Students around together

The University of Illinois College of Medicine’s Hispanic Center of Excellence (HCOE) has been chosen to receive a $120,000 grant from the Otho S. A. Sprague Memorial Institute. The Sprague Grant will allow us to fund and expand two of our programs: the Program Advancing Research for Equity (PARE) and the Latino Health Sciences Enrichment Program (LaHSEP).

The Otho S. A. Sprague Memorial Institute was founded in 1911 as a non-profit foundation with a mandate to pursue “the investigation of the cause of disease and the prevention and relief of human suffering in the City of Chicago, County of Cook, State of Illinois.”

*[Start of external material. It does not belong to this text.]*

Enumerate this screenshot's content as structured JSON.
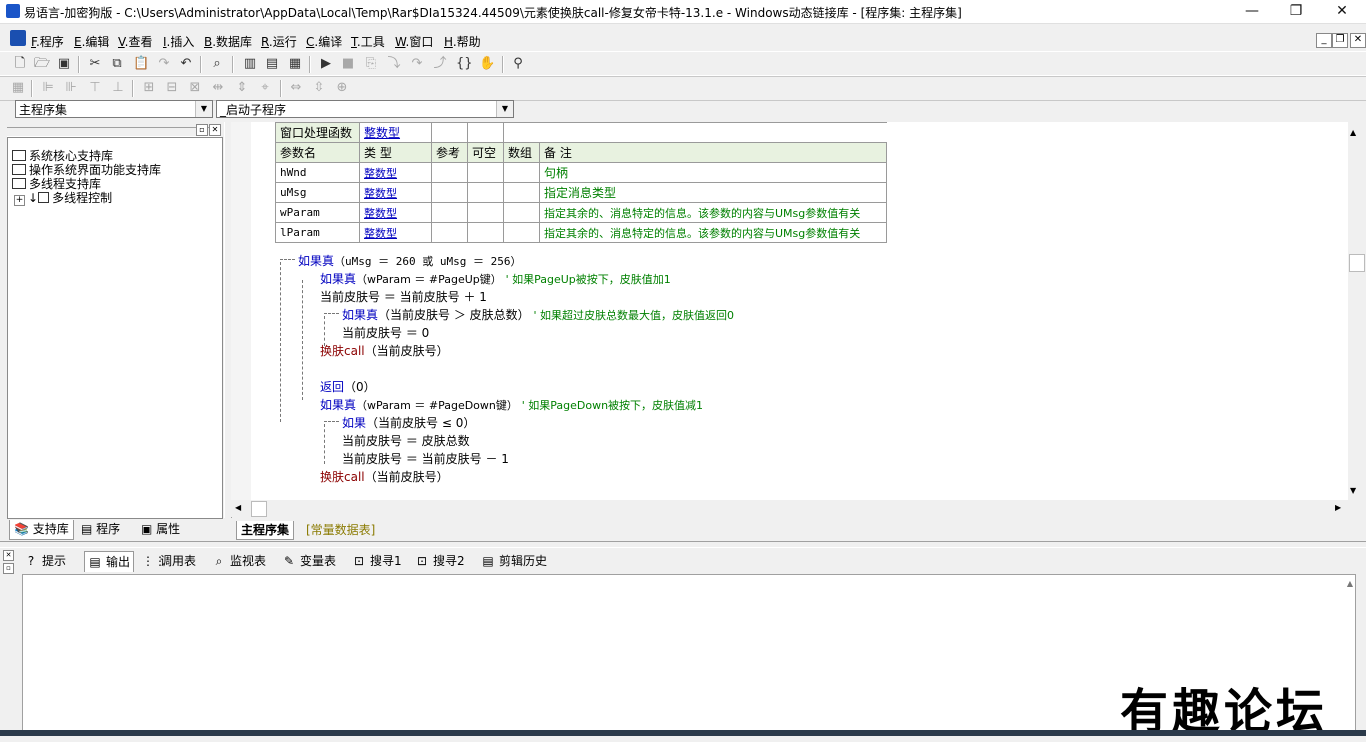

The Hispanic Center of Excellence, under the leadership of Director Monica Vela, MD, FACP, serves to improve the health and wellness of Hispanic communities in Illinois. The HCOE delivers pathways programs that increase the number of outstanding Hispanic applicants pursuing health careers. Most of the HCOE’s program participants identify as bilingual, first-generation, low-income students residing in state-designated Health Professions Shortage Areas (HPSA) in Illinois. The HCOE serves more than 350 participants in our programs yearly.

The Program Advancing Research for Equity provides a 10-week summer research experience for undergraduates interested in addressing health inequities through research. Students are paired with UIC mentors and receive additional instruction on ethical and responsible research conduct, secondary research training and root causes of health inequities.

The Latino Health Sciences Enrichment Program is directed by Paulina Guzman at the HCOE and serves to engage undergraduate students matriculating into UIC. Students are exposed to biomedical and health science careers and acquire critical college preparatory skillsets to ensure academic success and inform plans for their future careers in science and medicine. Additionally, students engage in enrichment coursework in Math, Chemistry and English to help them transition into college.

Both programs have had extraordinary outcomes. Evaluations have shown that LaHSEP students are 20 percent more likely to graduate within four years, while more than 20 percent of LaHSEP alumni matriculate into medical or nursing graduate programs.

“Both programs have had extraordinary outcomes,” University of Illinois College of Medicine Executive Dean Mark I. Rosenblatt, MD, PhD, MBA, MHA, said. “We are so very proud of the work the HCOE continues to do and the impact it has on our communities. Congratulations to Dr. Vela and her team.”

Hispanic medical students make up 6.2 percent of all current medical students across the country. The role of the HCOE and the College of Medicine is critical to the health of Illinoisians and to addressing disparities faced by the Hispanic population. UI COM, meanwhile, graduates more Hispanic medical students than any other school in the contiguous United States. UI COM is one of only 12 Association of American Medical College (AAMC) accredited schools to have graduated over 200 Hispanic Students from 2009-2019.